Recipient

Project(s)

Total funding ($ million)

Various local councils and non-government and community organisations (including Neighbourhood Watch Australasia and Youth off the Streets

Enhancing security and safety of community through improved environmental design; closed circuit TV monitoring; security infrastructure; lighting and early intervention and crime prevention activities (Safer Streets programme)

37.4

Youth Off the streets

Early intervention outreach activities (National Crime Prevention Fund)

5.0

Various local councils and non-government and community organisations

Graffiti Prevention

3.0

Police-citizens youth clubs/Blue Light organisations

Early intervention outreach activities

1.9

Anti-slavery Project; Australian Catholic Religious Against Trafficking Human; Project Respect and Scarlet Alliance

Various anti-people trafficking activities

1.6

Neighbourhood Watch Australasia

Establish national office and undertake various activities with police and communities

1.5

Various non-government and community organisations

 Improve security and domestic violence crisis accommodation facilities

1.0

Crime Stoppers

Dob-in-a-dealer

1.0

Firearm Safety Foundation Victoria

Improve firearm safety

0.3

5.80      The Attorney-General's Department released a Proceeds of Crime Act 2002 Funded Projects report on 2 March 2015.[97] This report detailed the names, amount provided and project description of projects funded under the PoC Act. Under community programs (completed projects), the report listed a number of projects related to drug treatment programs, such as:

  • drug treatment programs in correctional facilities;
  • Indigenous drug treatment programs;
  • youth focused AOD programs;
  • culturally and linguistically diverse AOD programs; and
  • residential AOD treatment services.[98] 

5.81      No AOD treatment program was listed as an active project in this report. Active projects included:

  • Safer Street Programme (Round One);
  • Graffiti Prevention Reduction and/or Removal Funding 2012;
  • Police and Youth funding 2011;
  • National Crime Prevention Fund 2013;
  • Neighbourhood Watch Australasia; and
  • People trafficking/Labour exploitation projects.[99]

Committee comment

5.82      The need for greater funding for AOD treatment services was a key theme communicated to the committee during the course of its inquiry. As discussed earlier in this chapter and in chapter 2, despite substantial investments by the federal, state and territory governments, high demand and long waiting lists for accessing AOD treatment services remain.

5.83      The drug policy expenditure analysis conducted by the NDARC shows that AOD expenditure is heavily weighted towards law enforcement measures (64.1 per cent in total), whilst preventative (9.7 per cent), treatment (22.5 per cent) and harm reduction measures (2.2 per cent) are allocated far less.
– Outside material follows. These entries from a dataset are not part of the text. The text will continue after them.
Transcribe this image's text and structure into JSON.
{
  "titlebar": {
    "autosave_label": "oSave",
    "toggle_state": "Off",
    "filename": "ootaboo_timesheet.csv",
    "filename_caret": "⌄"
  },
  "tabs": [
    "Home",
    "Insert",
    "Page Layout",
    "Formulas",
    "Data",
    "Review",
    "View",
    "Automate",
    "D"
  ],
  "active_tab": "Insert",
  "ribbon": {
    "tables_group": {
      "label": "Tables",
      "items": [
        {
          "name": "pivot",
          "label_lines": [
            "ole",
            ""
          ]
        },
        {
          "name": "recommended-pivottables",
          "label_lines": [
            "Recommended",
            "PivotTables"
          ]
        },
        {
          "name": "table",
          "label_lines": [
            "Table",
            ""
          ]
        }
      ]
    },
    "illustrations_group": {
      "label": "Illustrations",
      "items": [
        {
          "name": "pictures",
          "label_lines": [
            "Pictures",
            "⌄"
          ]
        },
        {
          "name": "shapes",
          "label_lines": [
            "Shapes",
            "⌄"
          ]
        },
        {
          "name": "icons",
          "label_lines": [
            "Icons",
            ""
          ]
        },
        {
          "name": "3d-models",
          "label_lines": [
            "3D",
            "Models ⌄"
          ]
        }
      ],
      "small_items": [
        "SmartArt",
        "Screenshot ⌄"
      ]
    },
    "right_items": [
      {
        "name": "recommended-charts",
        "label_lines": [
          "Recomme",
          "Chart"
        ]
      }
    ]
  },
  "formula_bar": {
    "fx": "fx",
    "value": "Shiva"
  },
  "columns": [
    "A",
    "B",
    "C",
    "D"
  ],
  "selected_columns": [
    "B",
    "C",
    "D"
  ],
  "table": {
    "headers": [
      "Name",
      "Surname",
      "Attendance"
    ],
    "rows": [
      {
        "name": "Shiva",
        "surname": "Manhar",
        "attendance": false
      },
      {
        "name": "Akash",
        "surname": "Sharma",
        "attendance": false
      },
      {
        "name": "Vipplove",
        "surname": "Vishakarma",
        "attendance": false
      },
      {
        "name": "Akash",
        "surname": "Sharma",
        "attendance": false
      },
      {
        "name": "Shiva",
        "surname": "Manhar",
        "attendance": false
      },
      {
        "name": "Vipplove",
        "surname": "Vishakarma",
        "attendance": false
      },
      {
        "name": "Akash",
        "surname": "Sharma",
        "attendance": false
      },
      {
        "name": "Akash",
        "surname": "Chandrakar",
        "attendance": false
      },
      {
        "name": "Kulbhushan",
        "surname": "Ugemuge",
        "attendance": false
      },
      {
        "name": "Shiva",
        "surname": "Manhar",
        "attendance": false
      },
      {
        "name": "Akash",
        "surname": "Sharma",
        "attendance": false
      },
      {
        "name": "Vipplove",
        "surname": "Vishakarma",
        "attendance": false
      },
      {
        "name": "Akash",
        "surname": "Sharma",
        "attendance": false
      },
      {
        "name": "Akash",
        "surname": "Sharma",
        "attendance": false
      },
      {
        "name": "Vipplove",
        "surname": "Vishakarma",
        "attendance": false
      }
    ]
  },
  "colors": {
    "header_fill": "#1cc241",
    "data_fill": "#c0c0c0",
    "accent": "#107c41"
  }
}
5.84      It appears that the allocation of funds from the CAA reflects a similar prioritisation of law enforcement measures over treatment initiatives. This prioritisation has occurred despite section 298 of the PoC Act permitting CAA funds to be allocated to drug treatment and diversionary measures.

5.85      The committee understands the complex environment in which law enforcement agencies operate, and that law enforcement activities require significant resources. The committee does not question the effectiveness of law enforcement activities funded under the CAA. However, the committee suggests that serious consideration is given to the benefits that could be achieved by allocating CAA funding to drug prevention and treatment services.

5.86      For this reason, the committee recommends that the Commonwealth government, under section 298 of the PoC Act, ensures CAA funds are allocated to crime prevention, law enforcement, drug treatment and diversionary measures more equitably. The committee also calls for state and territory governments to examine their PoC legislation so that funding is equitably allocated to law enforcement and AOD treatment measures. 

Recommendation 15

5.87      The committee recommends that the Commonwealth government, under section 298 of the Proceeds of Crime Act 2002, ensures Confiscated Assets Account funds are equitably allocated to crime prevention, law enforcement, drug treatment and diversionary measures.

Top